Shot and edited by Aled Ordu, the 11-minute film is a glorious insight into not only Fritch’s studio, but also his process and his personality. He sits and plays his cello — with a violin bow — on his porch, he plays around with his dog and he talks about the liberating solitude that can only be found in such a place. Fritch has escaped from the at times suffocating nature of the city, and while, at first glance, it would appear that he’s seemingly forfeited being part of a ‘scene’, so many more rewards lie in being an independent artist. He is true to himself and to his vision, and, without trying to sound overtly sentimental, his sound comes from his heart. His independent approach is obviously something that works. His studio is a personal space, and many musicians would view a film as invasive, but when we see Fritch’s enthusiasm on camera it’s hard not to be carried along with him.
Openly talking about his relationship with music, it’s clear that Fritch has a natural talent that burns inside. It’s a talent that allows him to ‘come up with melodies all day’, something deep inside that’s always twisting and turning. Inside the studio, the list of musical equipment isn’t just impressive — it’s a dream come true for the musician. Acoustic guitars hang on the walls, violins sit on top of keys, and an electric guitar nestles beside them. A xylophone lies in the middle, taking up a good deal of space. But the 21st century, electronic side of music is there, too. Along with the tape reels, Fritch runs his music through Logic on his computer. It’s a pretty spectacular collection, and everything has its place.

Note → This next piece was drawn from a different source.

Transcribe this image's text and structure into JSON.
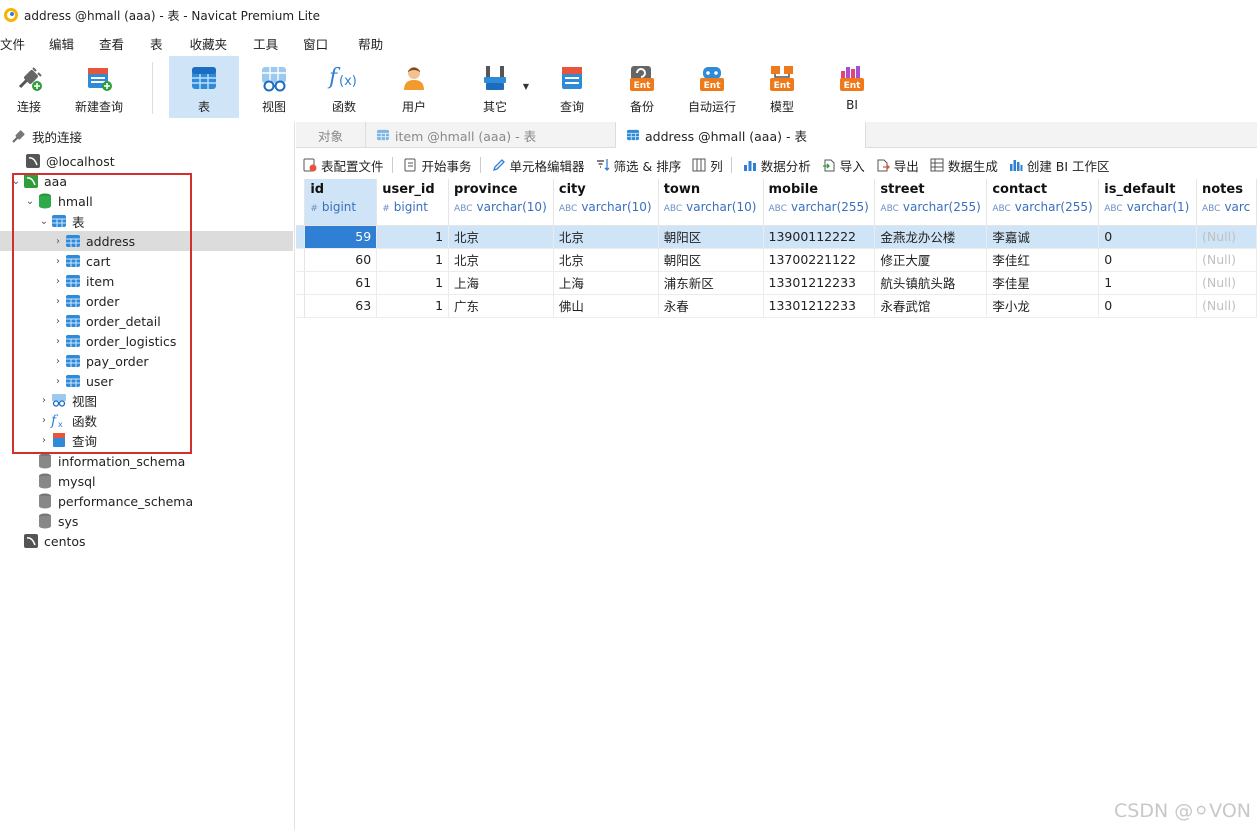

Percussion and piano, violin and guitar, nothing is out of his reach. The incredibly varied instrumentation makes up the rich and colourful world that we all hear in the music. Obviously, the sound of the instrument is crucial, but you get the feeling it’s the soul of the instrument that matters more than anything else, and the soul of the instrument that really speaks to him. It’s something that catches his eye (and, of course, his ear), as well as our own. Put simply, this film looks through the eyes of a spectacular musician and his way of life.
You can watch the first part of the film over on Exclaim!.